==== Entries shown

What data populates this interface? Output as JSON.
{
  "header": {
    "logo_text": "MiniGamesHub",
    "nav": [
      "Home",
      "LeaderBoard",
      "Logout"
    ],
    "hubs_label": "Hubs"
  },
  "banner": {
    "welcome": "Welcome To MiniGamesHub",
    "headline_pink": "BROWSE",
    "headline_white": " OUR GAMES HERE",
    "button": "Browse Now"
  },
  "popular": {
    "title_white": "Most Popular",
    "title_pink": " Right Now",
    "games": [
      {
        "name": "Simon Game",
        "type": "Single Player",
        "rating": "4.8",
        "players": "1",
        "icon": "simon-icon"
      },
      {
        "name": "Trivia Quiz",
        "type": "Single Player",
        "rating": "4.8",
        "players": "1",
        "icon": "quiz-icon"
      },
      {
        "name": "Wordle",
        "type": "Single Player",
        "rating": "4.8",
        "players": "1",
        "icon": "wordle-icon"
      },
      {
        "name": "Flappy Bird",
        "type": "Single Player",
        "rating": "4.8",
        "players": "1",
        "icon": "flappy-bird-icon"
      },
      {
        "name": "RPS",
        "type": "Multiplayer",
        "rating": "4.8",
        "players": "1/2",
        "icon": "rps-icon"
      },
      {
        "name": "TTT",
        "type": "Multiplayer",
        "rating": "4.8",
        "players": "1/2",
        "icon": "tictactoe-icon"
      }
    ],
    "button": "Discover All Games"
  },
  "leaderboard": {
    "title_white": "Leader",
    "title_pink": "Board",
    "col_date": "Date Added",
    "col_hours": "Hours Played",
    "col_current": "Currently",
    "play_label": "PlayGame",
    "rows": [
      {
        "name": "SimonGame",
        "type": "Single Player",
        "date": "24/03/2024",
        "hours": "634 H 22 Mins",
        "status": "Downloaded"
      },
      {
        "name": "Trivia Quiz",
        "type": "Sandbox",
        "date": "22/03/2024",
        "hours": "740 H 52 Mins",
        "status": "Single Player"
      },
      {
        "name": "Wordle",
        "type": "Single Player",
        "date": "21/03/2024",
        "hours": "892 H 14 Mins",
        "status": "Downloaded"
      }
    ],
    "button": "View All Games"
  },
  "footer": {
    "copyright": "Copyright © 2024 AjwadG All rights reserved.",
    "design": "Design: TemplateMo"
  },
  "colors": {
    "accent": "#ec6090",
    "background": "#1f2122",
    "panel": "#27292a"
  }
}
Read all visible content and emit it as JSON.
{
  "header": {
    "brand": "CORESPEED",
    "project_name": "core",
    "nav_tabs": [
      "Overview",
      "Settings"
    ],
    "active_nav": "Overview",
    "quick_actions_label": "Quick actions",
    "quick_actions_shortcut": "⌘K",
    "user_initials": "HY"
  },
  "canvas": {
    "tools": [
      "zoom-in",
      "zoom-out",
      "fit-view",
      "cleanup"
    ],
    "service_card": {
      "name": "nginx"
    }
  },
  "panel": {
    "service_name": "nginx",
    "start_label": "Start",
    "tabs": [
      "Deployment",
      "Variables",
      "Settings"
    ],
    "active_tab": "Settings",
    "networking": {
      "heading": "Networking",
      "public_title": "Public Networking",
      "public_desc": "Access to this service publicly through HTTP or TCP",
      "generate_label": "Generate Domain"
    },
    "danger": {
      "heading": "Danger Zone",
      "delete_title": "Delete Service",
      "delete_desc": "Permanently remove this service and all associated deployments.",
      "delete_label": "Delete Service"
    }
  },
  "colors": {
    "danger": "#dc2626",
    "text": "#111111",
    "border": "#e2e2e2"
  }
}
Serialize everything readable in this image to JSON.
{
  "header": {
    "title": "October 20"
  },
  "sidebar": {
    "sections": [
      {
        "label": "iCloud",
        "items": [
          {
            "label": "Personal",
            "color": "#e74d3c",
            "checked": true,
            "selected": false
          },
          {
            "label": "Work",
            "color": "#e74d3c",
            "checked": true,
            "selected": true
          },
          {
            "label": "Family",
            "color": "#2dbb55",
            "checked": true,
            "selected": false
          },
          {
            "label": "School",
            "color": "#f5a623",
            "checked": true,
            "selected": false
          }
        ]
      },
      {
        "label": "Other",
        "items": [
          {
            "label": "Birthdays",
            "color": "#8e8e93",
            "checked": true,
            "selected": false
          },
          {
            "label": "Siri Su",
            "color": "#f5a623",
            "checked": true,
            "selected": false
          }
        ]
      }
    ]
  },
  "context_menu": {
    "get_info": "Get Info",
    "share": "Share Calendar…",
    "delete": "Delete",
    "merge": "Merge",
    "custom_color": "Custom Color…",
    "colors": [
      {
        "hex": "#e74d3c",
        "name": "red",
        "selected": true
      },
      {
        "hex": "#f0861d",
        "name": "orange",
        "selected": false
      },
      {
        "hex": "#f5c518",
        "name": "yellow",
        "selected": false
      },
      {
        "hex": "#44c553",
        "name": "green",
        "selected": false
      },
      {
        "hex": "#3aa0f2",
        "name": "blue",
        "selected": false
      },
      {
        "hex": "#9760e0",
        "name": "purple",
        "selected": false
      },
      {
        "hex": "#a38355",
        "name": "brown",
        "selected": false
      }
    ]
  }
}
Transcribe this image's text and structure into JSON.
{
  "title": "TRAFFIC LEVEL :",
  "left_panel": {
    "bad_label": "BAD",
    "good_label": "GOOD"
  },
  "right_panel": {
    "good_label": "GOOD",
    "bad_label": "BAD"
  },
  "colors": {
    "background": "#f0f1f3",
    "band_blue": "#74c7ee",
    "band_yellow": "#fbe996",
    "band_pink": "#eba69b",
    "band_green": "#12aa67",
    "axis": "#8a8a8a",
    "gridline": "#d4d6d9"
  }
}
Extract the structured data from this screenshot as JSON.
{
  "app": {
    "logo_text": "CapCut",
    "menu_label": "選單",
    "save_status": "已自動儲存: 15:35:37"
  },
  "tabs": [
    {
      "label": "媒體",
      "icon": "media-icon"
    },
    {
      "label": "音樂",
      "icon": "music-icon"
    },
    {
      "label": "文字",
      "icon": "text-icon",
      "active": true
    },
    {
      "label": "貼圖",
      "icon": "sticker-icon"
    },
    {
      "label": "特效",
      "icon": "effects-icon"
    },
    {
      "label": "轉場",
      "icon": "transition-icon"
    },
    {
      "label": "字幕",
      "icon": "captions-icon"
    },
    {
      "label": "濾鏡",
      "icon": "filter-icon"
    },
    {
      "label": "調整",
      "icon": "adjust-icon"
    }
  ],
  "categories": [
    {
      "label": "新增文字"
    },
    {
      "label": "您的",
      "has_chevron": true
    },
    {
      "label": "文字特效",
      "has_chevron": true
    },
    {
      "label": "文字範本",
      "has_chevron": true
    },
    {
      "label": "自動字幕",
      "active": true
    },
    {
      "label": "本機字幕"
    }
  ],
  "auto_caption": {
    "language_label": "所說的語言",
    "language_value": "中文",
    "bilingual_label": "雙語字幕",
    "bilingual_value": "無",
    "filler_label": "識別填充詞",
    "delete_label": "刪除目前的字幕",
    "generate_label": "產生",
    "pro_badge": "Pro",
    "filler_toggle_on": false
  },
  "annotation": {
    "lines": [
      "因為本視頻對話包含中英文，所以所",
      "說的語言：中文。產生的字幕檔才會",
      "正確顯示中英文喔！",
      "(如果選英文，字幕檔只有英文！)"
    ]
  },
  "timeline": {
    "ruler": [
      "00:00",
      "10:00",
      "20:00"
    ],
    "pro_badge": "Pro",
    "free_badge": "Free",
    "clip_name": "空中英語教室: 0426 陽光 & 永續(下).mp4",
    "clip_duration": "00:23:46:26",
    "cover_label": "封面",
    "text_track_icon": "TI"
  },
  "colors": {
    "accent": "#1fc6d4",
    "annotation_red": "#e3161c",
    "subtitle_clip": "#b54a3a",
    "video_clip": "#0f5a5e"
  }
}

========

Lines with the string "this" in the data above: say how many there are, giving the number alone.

6